▶ **ACTION ITEM**: Report all lines of the data below that hold the word "placeholder".

═══

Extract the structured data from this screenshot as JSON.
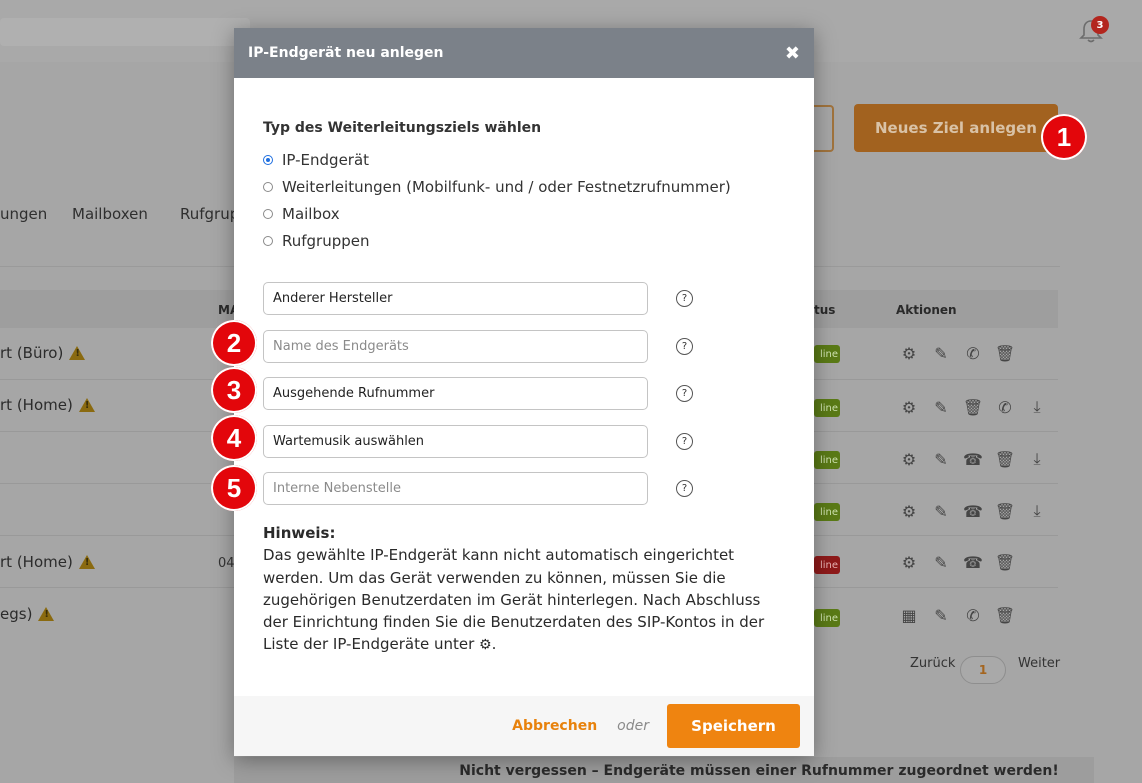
{
  "colors": {
    "accent": "#ef8410",
    "header_bg": "#7b8189",
    "callout_red": "#e3060b",
    "radio_blue": "#1f6fe0",
    "status_online": "#5a7a16",
    "status_offline": "#8e1a1a"
  },
  "topbar": {
    "notification_count": "3",
    "bell_icon": "bell-icon"
  },
  "background": {
    "primary_button_label": "Neues Ziel anlegen",
    "tabs": [
      "ungen",
      "Mailboxen",
      "Rufgrup"
    ],
    "table_headers": {
      "ma": "MA",
      "status": "tus",
      "actions": "Aktionen"
    },
    "rows": [
      {
        "name": "rt (Büro)",
        "warning": true,
        "status": "line"
      },
      {
        "name": "rt (Home)",
        "warning": true,
        "status": "line"
      },
      {
        "name": "",
        "warning": false,
        "status": "line"
      },
      {
        "name": "",
        "warning": false,
        "status": "line"
      },
      {
        "name": "rt (Home)",
        "warning": true,
        "status": "line",
        "ma_value": "04"
      },
      {
        "name": "egs)",
        "warning": true,
        "status": "line"
      }
    ],
    "pagination": {
      "prev": "Zurück",
      "page": "1",
      "next": "Weiter"
    },
    "bottom_note": "Nicht vergessen – Endgeräte müssen einer Rufnummer zugeordnet werden!"
  },
  "modal": {
    "title": "IP-Endgerät neu anlegen",
    "close_glyph": "✖",
    "type_section_title": "Typ des Weiterleitungsziels wählen",
    "radio_options": [
      {
        "label": "IP-Endgerät",
        "checked": true
      },
      {
        "label": "Weiterleitungen (Mobilfunk- und / oder Festnetzrufnummer)",
        "checked": false
      },
      {
        "label": "Mailbox",
        "checked": false
      },
      {
        "label": "Rufgruppen",
        "checked": false
      }
    ],
    "fields": {
      "manufacturer": {
        "value": "Anderer Hersteller"
      },
      "device_name": {
        "placeholder": "Name des Endgeräts"
      },
      "outgoing_number": {
        "value": "Ausgehende Rufnummer"
      },
      "hold_music": {
        "value": "Wartemusik auswählen"
      },
      "extension": {
        "placeholder": "Interne Nebenstelle"
      }
    },
    "help_glyph": "?",
    "note": {
      "title": "Hinweis:",
      "text": "Das gewählte IP-Endgerät kann nicht automatisch eingerichtet werden. Um das Gerät verwenden zu können, müssen Sie die zugehörigen Benutzerdaten im Gerät hinterlegen. Nach Abschluss der Einrichtung finden Sie die Benutzerdaten des SIP-Kontos in der Liste der IP-Endgeräte unter",
      "trailing": "."
    },
    "footer": {
      "cancel": "Abbrechen",
      "or": "oder",
      "save": "Speichern"
    }
  },
  "callouts": [
    "1",
    "2",
    "3",
    "4",
    "5"
  ]
}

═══

▶ **SOLVED PROBLEM**:
        "placeholder": "Name des Endgeräts"
        "placeholder": "Interne Nebenstelle"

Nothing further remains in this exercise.